→ Activity:
Each line containing the word "label" must be copied from the material below.
START Extracted data
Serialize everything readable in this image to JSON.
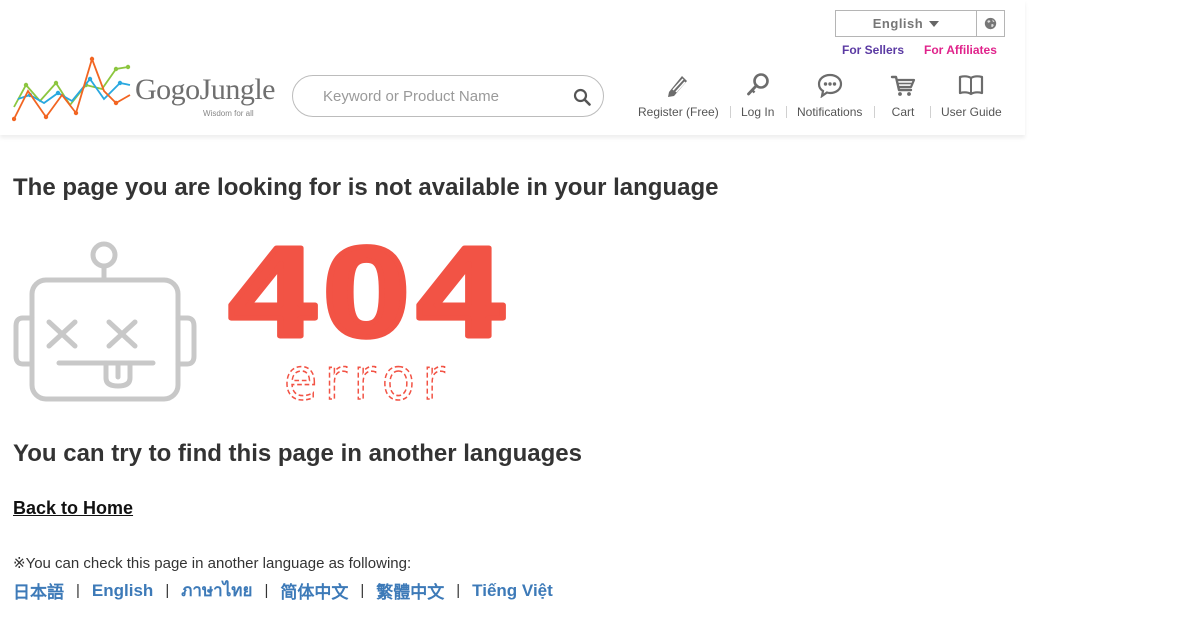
{
  "header": {
    "language_selector": {
      "current": "English",
      "caret_icon": "caret-down-icon",
      "globe_icon": "globe-icon"
    },
    "top_links": {
      "sellers": "For Sellers",
      "affiliates": "For Affiliates"
    },
    "logo": {
      "name": "GogoJungle",
      "tagline": "Wisdom for all"
    },
    "search": {
      "placeholder": "Keyword or Product Name",
      "value": "",
      "icon": "search-icon"
    },
    "nav": [
      {
        "label": "Register (Free)",
        "icon": "pencil-icon"
      },
      {
        "label": "Log In",
        "icon": "key-icon"
      },
      {
        "label": "Notifications",
        "icon": "chat-bubble-icon"
      },
      {
        "label": "Cart",
        "icon": "cart-icon"
      },
      {
        "label": "User Guide",
        "icon": "book-icon"
      }
    ]
  },
  "main": {
    "title": "The page you are looking for is not available in your language",
    "error_code": "404",
    "error_word": "error",
    "subtitle": "You can try to find this page in another languages",
    "home_link": "Back to Home",
    "note": "※You can check this page in another language as following:",
    "languages": [
      "日本語",
      "English",
      "ภาษาไทย",
      "简体中文",
      "繁體中文",
      "Tiếng Việt"
    ]
  },
  "colors": {
    "accent_red": "#f25345",
    "link_blue": "#3d7ab8",
    "sellers_purple": "#5b3aa3",
    "affiliates_pink": "#e0238b",
    "robot_gray": "#c8c8c8"
  }
}
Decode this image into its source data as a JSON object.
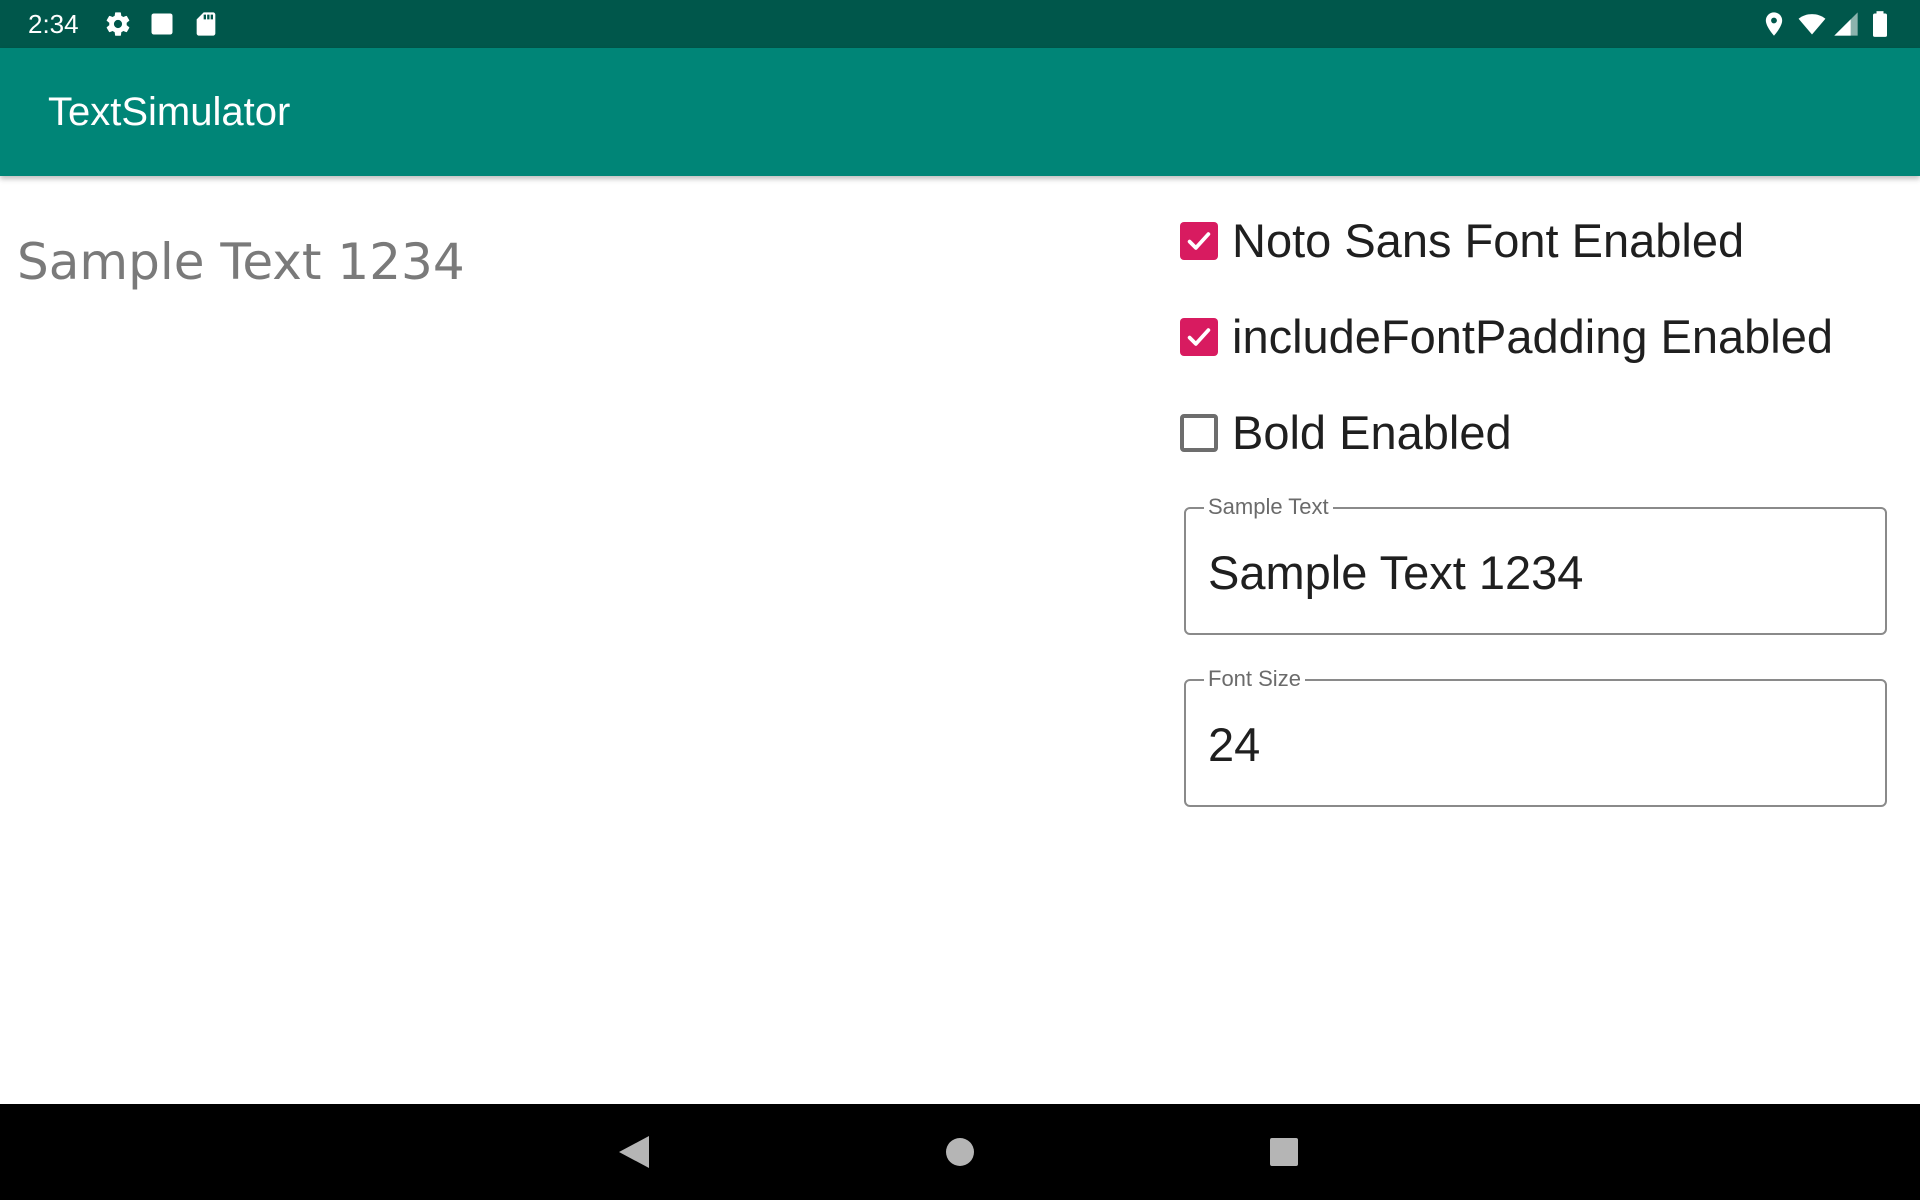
{
  "status_bar": {
    "time": "2:34",
    "left_icons": [
      "gear-icon",
      "notification-square-icon",
      "sd-card-icon"
    ],
    "right_icons": [
      "location-icon",
      "wifi-icon",
      "cell-signal-icon",
      "battery-icon"
    ]
  },
  "app_bar": {
    "title": "TextSimulator",
    "color": "#008577"
  },
  "preview": {
    "text": "Sample Text 1234"
  },
  "options": [
    {
      "label": "Noto Sans Font Enabled",
      "checked": true
    },
    {
      "label": "includeFontPadding Enabled",
      "checked": true
    },
    {
      "label": "Bold Enabled",
      "checked": false
    }
  ],
  "fields": {
    "sample_text": {
      "label": "Sample Text",
      "value": "Sample Text 1234"
    },
    "font_size": {
      "label": "Font Size",
      "value": "24"
    }
  },
  "nav_bar": {
    "buttons": [
      "back-icon",
      "home-icon",
      "recents-icon"
    ]
  },
  "colors": {
    "status_bar": "#00574b",
    "accent": "#d81b60"
  }
}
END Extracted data
→ Answer space:
        "label": "Register (Free)",
        "label": "Log In",
        "label": "Notifications",
        "label": "Cart",
        "label": "User Guide",
      "label": "Noto Sans Font Enabled",
      "label": "includeFontPadding Enabled",
      "label": "Bold Enabled",
      "label": "Sample Text",
      "label": "Font Size",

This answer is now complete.